We returned to the waiting room, not knowing what to think; would we get a visa after all ? Would we be denied entry? We fought off sleep and numbness. At 9 AM an Israeli immigration officer came to look for us. He explained that we are too dangerous for their « democracy » and that, although we are students and musicians, they don’t believe us and they are going to bring us to a detention center while we waited for the return flight at 4 PM. From that moment on we are treated like terrorists. We even need to be accompanied to the bathroom. They bring us to the immigration office to take our fingerprints and a photo in order to « telephone our relatives, » according to them. Philomène offers to play the violin because they don’t believe us. The officer answers coldly that he doesn’t like music.
Next they bring us to the search room, where for the space of an hour we are treated as objects. All our bags are opened, all our clothing and other items are checked, then we are strip searched in a dressing room. Total humiliation. They disassemble Bastien’s suitcase and keep it and put all his things in a box. We now have fluorescent stickers on all our bags.
Another wait. We ask when we can use the telephone, we are told « in a few minutes, » which is what we have been hearing all night. Finally at 10:30 AM, we leave the terminal in an armored car that drives us, with the Russian woman, to the detention center.
At the center, our jailers put our things in a room and tell us to take our money and our cigarettes if we want to smoke. Our cell phones are forbidden, but we can finally contact our relatives, eight hours after our arrival. We go out to breathe some fresh air, always accompanied, in a closed courtyard. Then they bring us to a cell, in which we will stay until our flight. Here we are locked up, with no notion of time in a dirty place, covered with fleas and less afraid than feeling a sense of absurdity that makes us laugh slightly. Three and a half hours later we leave.
At 3 PM we finally leave the prison and return to the armored car that drives us directly to the runway where our plane is waiting for us. Another inconvenience : we learn that our flight is to Brussels; if we want to go to Paris, we have to wait another eight hours at the airport. We board the plane; our jailers give our passports to the flight attendants who help us in, looking sorry.

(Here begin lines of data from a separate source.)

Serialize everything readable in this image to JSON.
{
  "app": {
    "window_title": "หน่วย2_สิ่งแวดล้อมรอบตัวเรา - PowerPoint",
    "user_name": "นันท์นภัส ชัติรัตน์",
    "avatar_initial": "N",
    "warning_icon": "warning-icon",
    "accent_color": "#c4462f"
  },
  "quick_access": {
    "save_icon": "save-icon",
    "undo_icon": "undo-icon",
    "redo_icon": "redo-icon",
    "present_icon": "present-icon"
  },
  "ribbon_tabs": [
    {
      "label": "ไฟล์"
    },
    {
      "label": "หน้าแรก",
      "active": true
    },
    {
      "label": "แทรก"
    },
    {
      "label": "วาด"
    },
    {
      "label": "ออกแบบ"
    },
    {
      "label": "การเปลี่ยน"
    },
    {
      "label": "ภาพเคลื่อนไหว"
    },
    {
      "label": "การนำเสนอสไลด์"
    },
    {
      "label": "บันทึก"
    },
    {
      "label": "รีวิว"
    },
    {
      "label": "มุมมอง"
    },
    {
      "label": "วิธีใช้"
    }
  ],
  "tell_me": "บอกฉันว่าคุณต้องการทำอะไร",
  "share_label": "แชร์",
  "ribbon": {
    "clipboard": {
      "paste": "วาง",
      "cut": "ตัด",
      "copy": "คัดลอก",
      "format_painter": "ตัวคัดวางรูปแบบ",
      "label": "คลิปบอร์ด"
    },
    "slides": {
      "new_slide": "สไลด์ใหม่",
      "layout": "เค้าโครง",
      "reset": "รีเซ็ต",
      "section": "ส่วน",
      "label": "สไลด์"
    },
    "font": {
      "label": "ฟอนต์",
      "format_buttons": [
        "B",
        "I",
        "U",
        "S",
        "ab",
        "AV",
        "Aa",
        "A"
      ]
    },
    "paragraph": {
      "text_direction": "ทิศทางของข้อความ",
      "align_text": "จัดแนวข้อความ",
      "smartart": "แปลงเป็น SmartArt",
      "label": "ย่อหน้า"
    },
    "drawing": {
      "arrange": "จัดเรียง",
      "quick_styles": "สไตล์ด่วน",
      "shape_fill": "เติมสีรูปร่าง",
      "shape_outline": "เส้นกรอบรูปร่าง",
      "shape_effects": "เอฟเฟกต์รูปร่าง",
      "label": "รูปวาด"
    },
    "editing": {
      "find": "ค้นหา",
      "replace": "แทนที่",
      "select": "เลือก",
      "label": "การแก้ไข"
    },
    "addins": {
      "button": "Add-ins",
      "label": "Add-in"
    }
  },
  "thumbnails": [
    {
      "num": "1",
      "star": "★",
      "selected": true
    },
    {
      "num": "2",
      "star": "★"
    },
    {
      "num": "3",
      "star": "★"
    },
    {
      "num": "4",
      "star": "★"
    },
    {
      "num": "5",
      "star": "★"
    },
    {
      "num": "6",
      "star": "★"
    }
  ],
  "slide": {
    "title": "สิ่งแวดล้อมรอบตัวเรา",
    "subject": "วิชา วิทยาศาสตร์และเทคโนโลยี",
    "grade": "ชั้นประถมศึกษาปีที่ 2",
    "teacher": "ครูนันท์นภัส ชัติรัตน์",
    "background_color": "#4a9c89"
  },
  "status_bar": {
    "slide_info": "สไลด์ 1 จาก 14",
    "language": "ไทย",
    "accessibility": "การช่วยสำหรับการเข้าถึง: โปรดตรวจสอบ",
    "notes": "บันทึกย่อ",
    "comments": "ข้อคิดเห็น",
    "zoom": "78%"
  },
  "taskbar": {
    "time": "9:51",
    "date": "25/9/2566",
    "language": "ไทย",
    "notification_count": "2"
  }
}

Five hours later (and 17 hours after our landing) our passports are returned to us when we arrive in Brussels, where the Belgian border police is waiting for us. They bring us to an office to check whether we are dangerous for their country. We are not. We decide not to fly back to Paris; we prefer to return to France on our own the following day.
Every year, at Ben Gurion airport, numerous visitors from a variety of origins are treated similarly. Their most elementary human rights are flouted: violation of intimacy, psychological torture, dehumanization, racism, theft, trauma. Few of them present a real danger to Israel. In this way, Israel interferes with the smooth development of a great number of humanitarian, cultural, and other projects. At present, nothing is done about this. What happens at that border is unknown to all. Our states have the power to stop these abuses. We have the obligation to inform as many people as possible so that one day, human rights will be respected at that border. We hope that this testimony can serve to help change this unfortunate reality.
Philomène Constant et Bastien Anthoine, Angers, France, le 22 avril 2015
This account appeared today on the site of AURDIP, Association des Universitaires pour Respect du Droit International en Palestine. It was translated from the French by Michael Harris.